Translink in Greater Vancouver has quite a different and significantly more expensive funding model than other regions of BC. Their model includes a gas tax and other revenues that are higher or not available in the Sea to Sky.
The 2019 Sustainable Services Negotiating Mandate directed public sector entities (including BC Transit) not to accept a total labour cost increase of more than 2% per year over a three-year term. BC Transit does not participate in bargaining; However, the Bargaining Mandate is one factor informing whether enough funding be can secured for Whistler and Squamish Transit’s contract costs. The total cost of the most recent package proposed by the Company exceeded the Bargaining Mandate by more than 50%. The Union rejected that package.
That proposal, presented at the May 11, 2022 negotiations, was a part of two options given to the Union, which would restore transit services to the communities.
- Option one contained an agreement on wage increases in years one and two and met the Union’s demands on pension and benefits. This option also included an agreement that both parties would enter into binding arbitration regarding the wage increases in years 3, 4, and 5.
- Option two contained higher guaranteed wage increases over the span of the 5-year deal, which would have drivers earning $36.29 per hour ($75,500 per year for full-time drivers) by April 2024, representing a $9,100 increase per year from the current rate. It also includes the Union’s preferred pension plan and contains benefits that are consistent with what is outlined in the current CBA.
We were disappointed when the Union, again citing a roadmap to parity, informed the Company that they weren’t prepared to recommend either option to their members and walked away from the table.
When evaluating our next steps, binding interest arbitration is seemingly the most sensible next step to take. It is a route that would end the work stoppage and allow transit services to resume while arbitration goes forward and we work on reaching a fair and reasonable deal. Binding arbitration is an effective way for both parties to lay out the merits of their cases and have fair and appropriate decisions made by an unbiased third-party arbitrator. After the breakdown of the March talks, we offered to take the risk of entering into binding interest arbitration on the complete monetary portion of the CBA; however, the Union declined the offer and is unwilling to enter into this process.
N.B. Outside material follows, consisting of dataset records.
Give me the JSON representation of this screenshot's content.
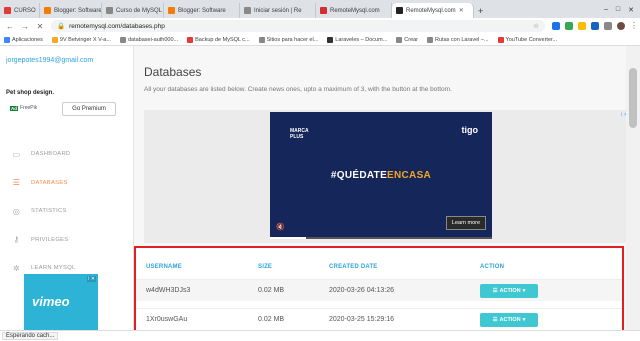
{
  "browser": {
    "tabs": [
      {
        "label": "CURSO",
        "color": "#e53935",
        "active": false
      },
      {
        "label": "Blogger: Software",
        "color": "#f57c00",
        "active": false
      },
      {
        "label": "Curso de MySQL",
        "color": "#888888",
        "active": false
      },
      {
        "label": "Blogger: Software",
        "color": "#f57c00",
        "active": false
      },
      {
        "label": "Iniciar sesión | Re",
        "color": "#888888",
        "active": false
      },
      {
        "label": "RemoteMysql.com",
        "color": "#d32f2f",
        "active": false
      },
      {
        "label": "RemoteMysql.com",
        "color": "#222222",
        "active": true
      }
    ],
    "new_tab": "+",
    "url": "remotemysql.com/databases.php",
    "bookmarks": [
      {
        "label": "Aplicaciones",
        "color": "#4285f4"
      },
      {
        "label": "9V Betvinger X V-a...",
        "color": "#f9a825"
      },
      {
        "label": "databasei-auth000...",
        "color": "#888888"
      },
      {
        "label": "Backup de MySQL c...",
        "color": "#e53935"
      },
      {
        "label": "Sitios para hacer el...",
        "color": "#888888"
      },
      {
        "label": "Laraveles – Docum...",
        "color": "#333333"
      },
      {
        "label": "Crear",
        "color": "#888888"
      },
      {
        "label": "Rutas con Laravel –...",
        "color": "#888888"
      },
      {
        "label": "YouTube Converter...",
        "color": "#e53935"
      }
    ],
    "status": "Esperando cach..."
  },
  "sidebar": {
    "email": "jorgepotes1994@gmail.com",
    "ad": {
      "title": "Pet shop design.",
      "badge": "Ad",
      "price": "FreePik",
      "button": "Go Premium"
    },
    "items": [
      {
        "label": "DASHBOARD",
        "icon": "dashboard-icon",
        "glyph": "▭",
        "active": false
      },
      {
        "label": "DATABASES",
        "icon": "database-icon",
        "glyph": "☰",
        "active": true
      },
      {
        "label": "STATISTICS",
        "icon": "statistics-icon",
        "glyph": "◎",
        "active": false
      },
      {
        "label": "PRIVILEGES",
        "icon": "key-icon",
        "glyph": "⚷",
        "active": false
      },
      {
        "label": "LEARN MYSQL",
        "icon": "gear-icon",
        "glyph": "✲",
        "active": false
      }
    ],
    "vimeo_ad": {
      "logo": "vimeo",
      "adchoice": "i ✕"
    }
  },
  "main": {
    "title": "Databases",
    "description": "All your databases are listed below. Create news ones, upto a maximum of 3, with the button at the bottom.",
    "video_ad": {
      "adtag": "i ✕",
      "marca": "MARCA",
      "marca_sub": "PLUS",
      "brand": "tigo",
      "hashtag_a": "#QUÉDATE",
      "hashtag_b": "ENCASA",
      "learn_more": "Learn more",
      "mute_glyph": "🔇",
      "progress": 0.16
    },
    "table": {
      "columns": [
        "USERNAME",
        "SIZE",
        "CREATED DATE",
        "ACTION"
      ],
      "rows": [
        {
          "username": "w4dWH3DJs3",
          "size": "0.02 MB",
          "created": "2020-03-26 04:13:26",
          "action": "ACTION"
        },
        {
          "username": "1Xr0uswGAu",
          "size": "0.02 MB",
          "created": "2020-03-25 15:29:16",
          "action": "ACTION"
        }
      ]
    }
  },
  "colors": {
    "accent": "#2fa4d9",
    "active_nav": "#f08c4a",
    "action_button": "#3fc7d2",
    "highlight_border": "#e02020"
  }
}
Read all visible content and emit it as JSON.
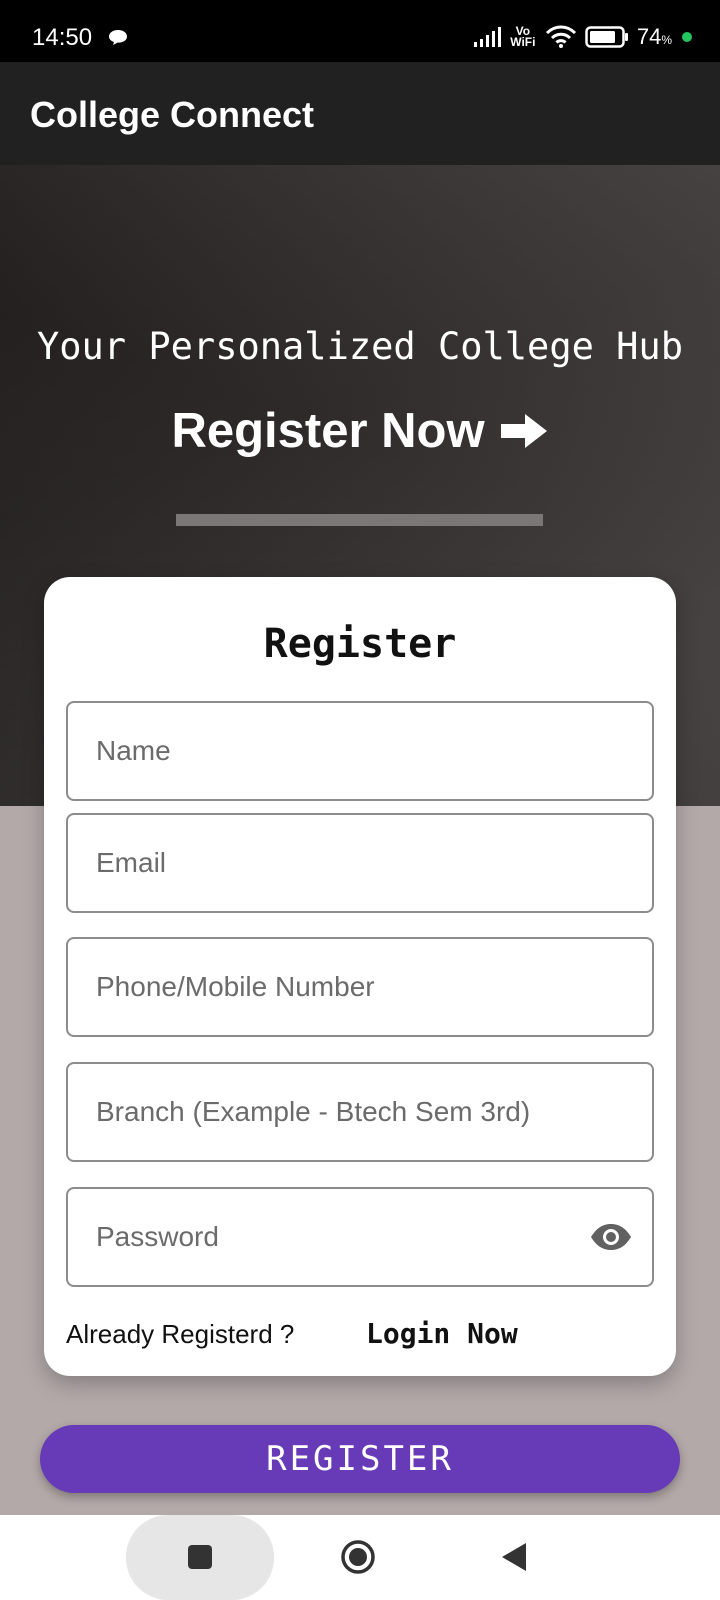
{
  "status_bar": {
    "time": "14:50",
    "network_label_top": "Vo",
    "network_label_bottom": "WiFi",
    "battery_value": "74",
    "battery_unit": "%"
  },
  "app_bar": {
    "title": "College Connect"
  },
  "hero": {
    "tagline": "Your Personalized College Hub",
    "cta_label": "Register Now"
  },
  "card": {
    "title": "Register",
    "fields": {
      "name_placeholder": "Name",
      "email_placeholder": "Email",
      "phone_placeholder": "Phone/Mobile Number",
      "branch_placeholder": "Branch (Example - Btech Sem 3rd)",
      "password_placeholder": "Password"
    },
    "already_registered": "Already Registerd ?",
    "login_link": "Login Now"
  },
  "register_button": {
    "label": "REGISTER"
  },
  "colors": {
    "accent": "#673ab7",
    "app_bar": "#212121",
    "page_bg": "#b3a9a9"
  },
  "icons": [
    "chat-bubble-icon",
    "signal-icon",
    "wifi-icon",
    "battery-icon",
    "arrow-right-icon",
    "eye-icon",
    "recents-icon",
    "home-icon",
    "back-icon"
  ]
}
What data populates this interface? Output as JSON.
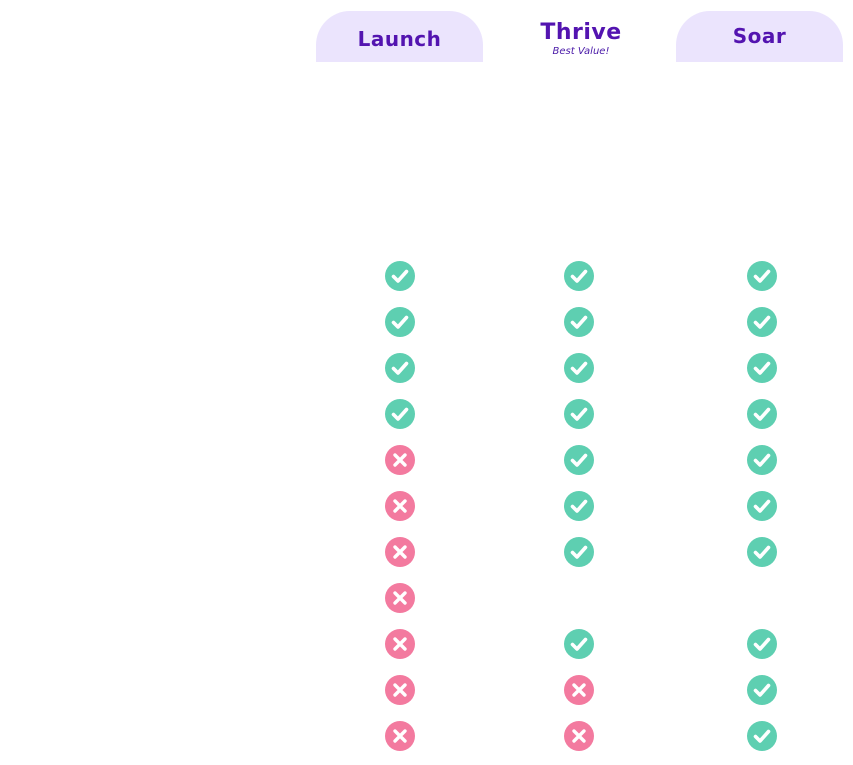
{
  "plans": [
    {
      "name": "Launch",
      "subtitle": null,
      "highlighted_tab": true
    },
    {
      "name": "Thrive",
      "subtitle": "Best Value!",
      "highlighted_tab": false
    },
    {
      "name": "Soar",
      "subtitle": null,
      "highlighted_tab": true
    }
  ],
  "colors": {
    "brand_text": "#5314b0",
    "tab_background": "#ebe4fd",
    "check": "#5ecfb1",
    "cross": "#f37a9f"
  },
  "icon_legend": {
    "yes": "check-icon",
    "no": "cross-icon",
    "none": "empty"
  },
  "features": [
    [
      "yes",
      "yes",
      "yes"
    ],
    [
      "yes",
      "yes",
      "yes"
    ],
    [
      "yes",
      "yes",
      "yes"
    ],
    [
      "yes",
      "yes",
      "yes"
    ],
    [
      "no",
      "yes",
      "yes"
    ],
    [
      "no",
      "yes",
      "yes"
    ],
    [
      "no",
      "yes",
      "yes"
    ],
    [
      "no",
      "none",
      "none"
    ],
    [
      "no",
      "yes",
      "yes"
    ],
    [
      "no",
      "no",
      "yes"
    ],
    [
      "no",
      "no",
      "yes"
    ]
  ]
}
If they believe their demands are reasonable and, as they’ve stated, there’s no argument to be made against “parity,” one must question why they are not only unwilling to move forward into interest arbitration but why they are not sprinting to the hearing room to demonstrate this fact? If the Union desires a fair deal that allows our employees to return to work sooner and restore essential transit services to the community, this is an effective way forward.
For the first time in our company history, we have taken to negotiating in the media, as we feel we have been left with no other option. Out of respect for the bargaining process, it is not something we typically do, and we do not take voicing these opinions lightly. We feel that the community has the right to know the full details of how things have unfolded to date and the efforts that have gone on behind the scenes. We recognize that there is significant community support for the employees’ cause, and I believe the community supports the workers who have served as drivers, technicians, and cleaners for decades. I do not think they are supportive of a Union that has kept those employees off the job for more than three months. A 15-week-long strike is not fair to the community, and the longer it goes on, the people who are the most vulnerable in our communities are the ones who are paying the highest price.
We are working as hard as possible, alongside the Provincial Mediator, to try and bring this situation to resolution when we meet again on May 27, 2022.